Unbeknownst to the crowd, as the 20 boxes were removed from the court’s front entrance, 21 Savage’s team was preparing to announce the rapper had “won his freedom.” Hours later, 21 Savage — born She’yaa Bin Abraham-Joseph — was granted bond following nine days of outrage from fans, music executives and fellow artists over his detainment. The British-born artist is expected to be released Wednesday and still faces an upcoming deportation hearing.
Savage’s manager, Justin “Meezy” Williams, had just attended the press conference along with one of Savage’s children and other members of the rapper’s team, before news of Savage’s release was announced. While there, Williams met with AUC Shut It Down organizer Clarissa Brooks about next steps in protesting the rapper’s detainment. Those plans included encouraging supporters to call the Atlanta Immigration Court’s office to demand a bail hearing in about a week. “It means a lot, especially to [21 Savage],” Williams told Billboard of the event and all the support the rapper received since being detained in Atlanta on Super Bowl Sunday.
“It’s deeper than him,” Williams said. “At the end of the day, there are millions of people in this situation that don’t have a support system.”
This was also a sentiment echoed by organizers of the event, who said they hoped to use the rapper’s case to bring awareness to black immigration issues throughout the country.
“A lot of black immigrants across the country are facing this same problem [where they are] coming into contact with law enforcement and then immediately being detained and put into proceedings for deportation,” said Clarise McCants, campaign director for social justice organization Color of Change. “There are so many millions of black immigrants out there who don’t have the same kinds of resources, celebrity and publicity to fight their cases. We’re out here to free 21 Savage, but we’re also out here to free the millions of other black and undocumented folks who under the reign of ICE’s terror.”

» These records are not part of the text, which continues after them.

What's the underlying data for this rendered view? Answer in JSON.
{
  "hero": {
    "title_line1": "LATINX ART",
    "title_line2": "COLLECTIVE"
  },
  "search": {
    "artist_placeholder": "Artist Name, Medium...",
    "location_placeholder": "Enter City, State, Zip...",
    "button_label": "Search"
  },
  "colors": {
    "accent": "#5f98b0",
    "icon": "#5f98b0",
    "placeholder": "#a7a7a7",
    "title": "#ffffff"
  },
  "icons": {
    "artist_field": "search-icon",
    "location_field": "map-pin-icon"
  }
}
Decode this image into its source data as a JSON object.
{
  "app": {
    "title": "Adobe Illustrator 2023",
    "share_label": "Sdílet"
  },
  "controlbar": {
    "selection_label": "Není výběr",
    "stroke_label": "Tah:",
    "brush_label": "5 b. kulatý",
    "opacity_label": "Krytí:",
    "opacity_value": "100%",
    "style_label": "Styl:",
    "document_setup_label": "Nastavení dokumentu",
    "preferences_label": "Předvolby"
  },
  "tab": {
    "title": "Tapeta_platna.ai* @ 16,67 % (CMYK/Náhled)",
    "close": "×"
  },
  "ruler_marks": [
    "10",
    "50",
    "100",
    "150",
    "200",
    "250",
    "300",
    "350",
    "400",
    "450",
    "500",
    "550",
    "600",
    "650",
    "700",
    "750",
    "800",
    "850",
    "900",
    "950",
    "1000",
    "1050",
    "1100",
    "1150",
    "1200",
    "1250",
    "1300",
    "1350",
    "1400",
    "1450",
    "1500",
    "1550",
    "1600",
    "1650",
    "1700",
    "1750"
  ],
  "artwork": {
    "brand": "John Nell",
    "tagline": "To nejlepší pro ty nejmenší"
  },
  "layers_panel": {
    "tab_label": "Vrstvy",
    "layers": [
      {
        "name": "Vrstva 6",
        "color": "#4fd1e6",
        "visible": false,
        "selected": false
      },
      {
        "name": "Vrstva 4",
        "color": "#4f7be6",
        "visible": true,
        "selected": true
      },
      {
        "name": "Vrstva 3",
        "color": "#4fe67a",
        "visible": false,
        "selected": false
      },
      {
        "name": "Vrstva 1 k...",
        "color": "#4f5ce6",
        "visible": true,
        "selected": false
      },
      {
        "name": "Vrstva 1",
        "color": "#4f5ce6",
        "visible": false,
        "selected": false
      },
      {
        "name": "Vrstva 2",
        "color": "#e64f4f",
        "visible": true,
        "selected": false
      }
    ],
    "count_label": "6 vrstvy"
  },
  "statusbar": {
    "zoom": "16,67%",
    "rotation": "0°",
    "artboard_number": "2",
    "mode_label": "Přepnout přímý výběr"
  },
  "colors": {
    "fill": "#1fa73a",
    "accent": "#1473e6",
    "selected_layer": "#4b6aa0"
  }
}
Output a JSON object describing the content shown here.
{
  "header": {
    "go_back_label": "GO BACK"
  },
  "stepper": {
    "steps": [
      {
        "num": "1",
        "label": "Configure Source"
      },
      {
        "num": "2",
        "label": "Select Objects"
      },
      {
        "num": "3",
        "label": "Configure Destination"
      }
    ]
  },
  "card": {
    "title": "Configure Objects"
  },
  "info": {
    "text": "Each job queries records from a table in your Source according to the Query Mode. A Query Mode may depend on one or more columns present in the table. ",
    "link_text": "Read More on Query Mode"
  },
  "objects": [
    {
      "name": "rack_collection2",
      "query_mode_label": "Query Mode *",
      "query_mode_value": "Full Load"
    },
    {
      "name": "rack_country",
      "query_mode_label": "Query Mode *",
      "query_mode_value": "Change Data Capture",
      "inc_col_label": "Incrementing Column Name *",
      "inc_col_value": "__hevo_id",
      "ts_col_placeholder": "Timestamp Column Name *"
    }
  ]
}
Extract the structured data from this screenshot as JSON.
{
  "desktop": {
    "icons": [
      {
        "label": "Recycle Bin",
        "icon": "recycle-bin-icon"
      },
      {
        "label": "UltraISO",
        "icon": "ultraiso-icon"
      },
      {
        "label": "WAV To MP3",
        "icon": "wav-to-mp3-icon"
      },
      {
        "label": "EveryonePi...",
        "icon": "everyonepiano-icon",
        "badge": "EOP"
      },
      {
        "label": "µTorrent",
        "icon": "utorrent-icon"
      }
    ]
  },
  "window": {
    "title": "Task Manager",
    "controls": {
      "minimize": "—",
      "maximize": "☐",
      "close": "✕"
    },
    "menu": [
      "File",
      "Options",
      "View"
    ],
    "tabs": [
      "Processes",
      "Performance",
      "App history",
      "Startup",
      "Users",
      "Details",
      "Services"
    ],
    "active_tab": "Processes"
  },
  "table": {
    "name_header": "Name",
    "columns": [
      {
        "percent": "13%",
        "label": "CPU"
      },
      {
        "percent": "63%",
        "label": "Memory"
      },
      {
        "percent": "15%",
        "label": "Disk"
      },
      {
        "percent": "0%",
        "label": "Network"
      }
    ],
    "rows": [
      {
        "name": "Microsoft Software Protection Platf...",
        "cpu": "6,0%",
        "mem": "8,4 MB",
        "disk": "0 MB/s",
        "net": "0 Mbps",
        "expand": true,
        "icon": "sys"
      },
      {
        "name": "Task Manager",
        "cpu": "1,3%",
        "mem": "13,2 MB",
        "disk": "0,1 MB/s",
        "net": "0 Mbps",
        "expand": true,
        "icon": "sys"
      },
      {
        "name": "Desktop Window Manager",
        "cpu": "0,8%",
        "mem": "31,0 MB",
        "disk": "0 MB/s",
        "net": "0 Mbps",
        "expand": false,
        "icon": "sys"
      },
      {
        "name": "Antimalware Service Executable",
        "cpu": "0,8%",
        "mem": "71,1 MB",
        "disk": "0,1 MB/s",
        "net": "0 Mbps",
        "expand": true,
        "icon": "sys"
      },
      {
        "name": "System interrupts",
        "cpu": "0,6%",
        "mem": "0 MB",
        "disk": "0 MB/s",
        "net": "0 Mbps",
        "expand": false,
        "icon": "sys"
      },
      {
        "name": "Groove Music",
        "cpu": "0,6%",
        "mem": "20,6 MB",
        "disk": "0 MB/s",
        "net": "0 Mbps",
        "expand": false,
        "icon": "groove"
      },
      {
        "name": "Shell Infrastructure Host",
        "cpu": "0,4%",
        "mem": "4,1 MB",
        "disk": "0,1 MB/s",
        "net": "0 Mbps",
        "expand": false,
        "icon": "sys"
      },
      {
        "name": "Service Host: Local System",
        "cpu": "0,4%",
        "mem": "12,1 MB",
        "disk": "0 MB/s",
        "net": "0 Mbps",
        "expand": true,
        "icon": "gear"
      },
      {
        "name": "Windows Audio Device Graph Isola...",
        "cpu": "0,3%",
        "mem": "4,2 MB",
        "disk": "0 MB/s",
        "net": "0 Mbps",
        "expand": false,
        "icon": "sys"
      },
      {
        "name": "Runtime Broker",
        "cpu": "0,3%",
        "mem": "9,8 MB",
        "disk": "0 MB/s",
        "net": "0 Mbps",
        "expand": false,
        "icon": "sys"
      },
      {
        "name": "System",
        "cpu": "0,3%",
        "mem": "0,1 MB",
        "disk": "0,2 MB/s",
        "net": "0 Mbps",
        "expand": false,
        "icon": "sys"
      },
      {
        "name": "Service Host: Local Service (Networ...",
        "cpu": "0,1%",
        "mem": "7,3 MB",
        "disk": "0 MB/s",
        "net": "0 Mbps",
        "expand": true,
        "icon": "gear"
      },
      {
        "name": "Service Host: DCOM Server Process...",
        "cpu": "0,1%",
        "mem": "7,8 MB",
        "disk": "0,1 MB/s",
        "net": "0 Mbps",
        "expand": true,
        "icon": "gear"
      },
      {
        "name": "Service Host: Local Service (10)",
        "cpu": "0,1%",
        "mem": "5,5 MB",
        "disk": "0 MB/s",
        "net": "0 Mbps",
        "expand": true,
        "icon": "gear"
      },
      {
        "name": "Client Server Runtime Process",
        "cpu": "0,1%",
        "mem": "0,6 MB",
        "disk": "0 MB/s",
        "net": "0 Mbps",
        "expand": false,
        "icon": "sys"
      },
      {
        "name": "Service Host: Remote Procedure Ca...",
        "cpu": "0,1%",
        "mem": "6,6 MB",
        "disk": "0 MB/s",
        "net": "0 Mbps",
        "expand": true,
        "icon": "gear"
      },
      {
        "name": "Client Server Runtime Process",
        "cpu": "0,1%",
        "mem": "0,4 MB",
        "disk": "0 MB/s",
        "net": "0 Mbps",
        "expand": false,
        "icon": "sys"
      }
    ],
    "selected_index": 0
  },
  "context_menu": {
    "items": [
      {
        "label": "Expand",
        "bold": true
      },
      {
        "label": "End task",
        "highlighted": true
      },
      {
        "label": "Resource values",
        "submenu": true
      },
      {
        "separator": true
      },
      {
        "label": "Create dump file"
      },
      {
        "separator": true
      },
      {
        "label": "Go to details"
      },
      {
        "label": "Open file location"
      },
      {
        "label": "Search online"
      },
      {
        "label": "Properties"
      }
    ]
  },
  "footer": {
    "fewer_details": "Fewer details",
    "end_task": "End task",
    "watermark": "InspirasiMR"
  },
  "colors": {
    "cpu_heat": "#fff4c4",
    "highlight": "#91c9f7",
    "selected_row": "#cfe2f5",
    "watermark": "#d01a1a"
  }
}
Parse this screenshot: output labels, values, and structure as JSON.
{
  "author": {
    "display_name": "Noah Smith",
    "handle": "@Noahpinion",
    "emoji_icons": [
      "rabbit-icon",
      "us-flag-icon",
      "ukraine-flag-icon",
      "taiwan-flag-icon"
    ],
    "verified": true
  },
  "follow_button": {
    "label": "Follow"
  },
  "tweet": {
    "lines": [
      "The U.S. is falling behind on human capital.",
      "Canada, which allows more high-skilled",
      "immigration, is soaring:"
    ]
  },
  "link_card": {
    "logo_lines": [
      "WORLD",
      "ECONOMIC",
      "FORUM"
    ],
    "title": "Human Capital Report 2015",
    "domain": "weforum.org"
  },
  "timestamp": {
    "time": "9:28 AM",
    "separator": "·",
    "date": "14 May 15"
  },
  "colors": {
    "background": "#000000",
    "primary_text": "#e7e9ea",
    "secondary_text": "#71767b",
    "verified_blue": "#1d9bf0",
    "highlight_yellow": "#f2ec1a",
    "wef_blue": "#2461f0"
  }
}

While at the event, Williams also cleared up any confusion about the Grammys and whether or not artists declined to show support to Savage during the awards show. While only one person gave a verbal shout out to the rapper during the broadcast, Williams said the artists who were contacted to perform in Savage’s place were actually on board with the idea.
“The artists we reached out to were ready,” he said. “At the end of the day, the Grammys is a big show. You can’t just throw things together the way you wanted it to be thrown together.”
“It’s nobody’s fault,” he added.
Following Savage’s release, organizer Clarissa Brooks declined to make an additional comment but Tweeted that the rapper’s immigration issues are far from over.
“This not the end for 21 and his family,” she said. “We have to keep fighting for him and immigrants across the country. It’s still #fuckice till the end.”
— Clarissa Brooks (@ClarissaMBrooks) February 12, 2019